The annual project began in 2014, the first year rice could be grown in affected areas. It involves planting different varieties of rice in a pattern so they become an image as they grow, a move designed to boost local morale and draw positive attention to the region.
As she became more involved, Higuchi realized Fukushima needed more than volunteers and sporadic events. Despite both local and national efforts, in the first two years after the disaster, roughly 45,000 people left the prefecture. Real recovery, she reasoned, required people to run businesses and work in the ports and fields. Higuchi decided to buck the trend and relocated from Tokyo in 2017, permanently.
“I’d been thinking about moving to the countryside anyway,” Higuchi says. “Life would be slower and the cost of living lower.” Her restaurant, Soleil, was a mixed blessing: She loved being her own boss, but the long hours and financial pressures took a toll. “The stress was incredible,” she says. “I was exhausted.”

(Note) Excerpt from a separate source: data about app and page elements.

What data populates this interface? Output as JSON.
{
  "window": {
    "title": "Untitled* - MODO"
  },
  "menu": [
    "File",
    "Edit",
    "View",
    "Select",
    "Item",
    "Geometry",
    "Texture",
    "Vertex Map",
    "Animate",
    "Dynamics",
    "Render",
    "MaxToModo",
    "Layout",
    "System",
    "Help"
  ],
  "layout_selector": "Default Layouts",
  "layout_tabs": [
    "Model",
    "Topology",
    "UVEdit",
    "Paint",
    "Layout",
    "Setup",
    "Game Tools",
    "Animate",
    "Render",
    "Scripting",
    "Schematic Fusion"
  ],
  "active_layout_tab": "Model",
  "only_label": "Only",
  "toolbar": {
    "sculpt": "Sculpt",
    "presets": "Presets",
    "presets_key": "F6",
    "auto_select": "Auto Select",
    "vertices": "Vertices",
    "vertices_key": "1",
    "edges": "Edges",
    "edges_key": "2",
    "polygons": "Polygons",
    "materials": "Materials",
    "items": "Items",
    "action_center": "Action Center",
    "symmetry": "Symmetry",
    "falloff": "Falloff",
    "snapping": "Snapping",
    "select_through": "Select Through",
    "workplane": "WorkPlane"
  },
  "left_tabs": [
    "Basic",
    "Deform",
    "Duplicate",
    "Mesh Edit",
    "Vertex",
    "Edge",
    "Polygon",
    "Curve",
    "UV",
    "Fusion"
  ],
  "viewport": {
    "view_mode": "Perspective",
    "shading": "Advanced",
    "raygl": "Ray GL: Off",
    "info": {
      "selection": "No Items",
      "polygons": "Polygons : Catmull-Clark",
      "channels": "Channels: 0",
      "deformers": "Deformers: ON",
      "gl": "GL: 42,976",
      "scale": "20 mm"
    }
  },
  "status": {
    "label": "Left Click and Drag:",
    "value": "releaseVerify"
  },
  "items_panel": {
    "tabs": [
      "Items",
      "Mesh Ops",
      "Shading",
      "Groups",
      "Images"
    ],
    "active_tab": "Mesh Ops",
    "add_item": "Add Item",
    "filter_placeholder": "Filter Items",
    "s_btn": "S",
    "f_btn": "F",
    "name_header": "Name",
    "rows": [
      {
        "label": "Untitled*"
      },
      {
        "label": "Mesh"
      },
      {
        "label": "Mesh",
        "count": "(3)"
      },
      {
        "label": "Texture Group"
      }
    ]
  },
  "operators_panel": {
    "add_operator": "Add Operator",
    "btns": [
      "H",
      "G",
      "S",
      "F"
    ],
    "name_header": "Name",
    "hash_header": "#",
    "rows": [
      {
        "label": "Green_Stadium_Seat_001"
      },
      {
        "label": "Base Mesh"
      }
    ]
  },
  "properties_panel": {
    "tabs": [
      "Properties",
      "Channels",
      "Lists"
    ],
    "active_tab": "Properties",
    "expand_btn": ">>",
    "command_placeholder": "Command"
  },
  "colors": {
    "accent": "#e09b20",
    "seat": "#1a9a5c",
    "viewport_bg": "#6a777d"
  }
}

She closed Soleil and, by February 2017, began working with the Yuki no Sato Towa Hometown Development Council, a local organization founded in 2005 to promote regional development through organic farming.
Today, Higuchi collaborates with local organic farmers to create products, like the Satoyama Hamburger Veggie Sauce, from their cast-off vegetables to sell at the nearby michinoeki (roadside station), and is helping develop plans for a processing facility. She also offers cooking classes for residents and visitors to teach French cooking techniques, but also how to make informed decisions about food.
Ultimately, Higuchi believes the growers and producers in Fukushima Prefecture deserve an objective appraisal from consumers.
“I worry about the damage caused by rumors and a lack of accurate information. All food sold in Fukushima Prefecture is tested for radiation. However, consumers also need to consider the use of pesticides, fertilizers and additives. I respect their choices, but they should be informed,” she says.
“I want people to be able to decide for themselves what they want to eat, not just the ingredients and the particular dish, but also its safety.”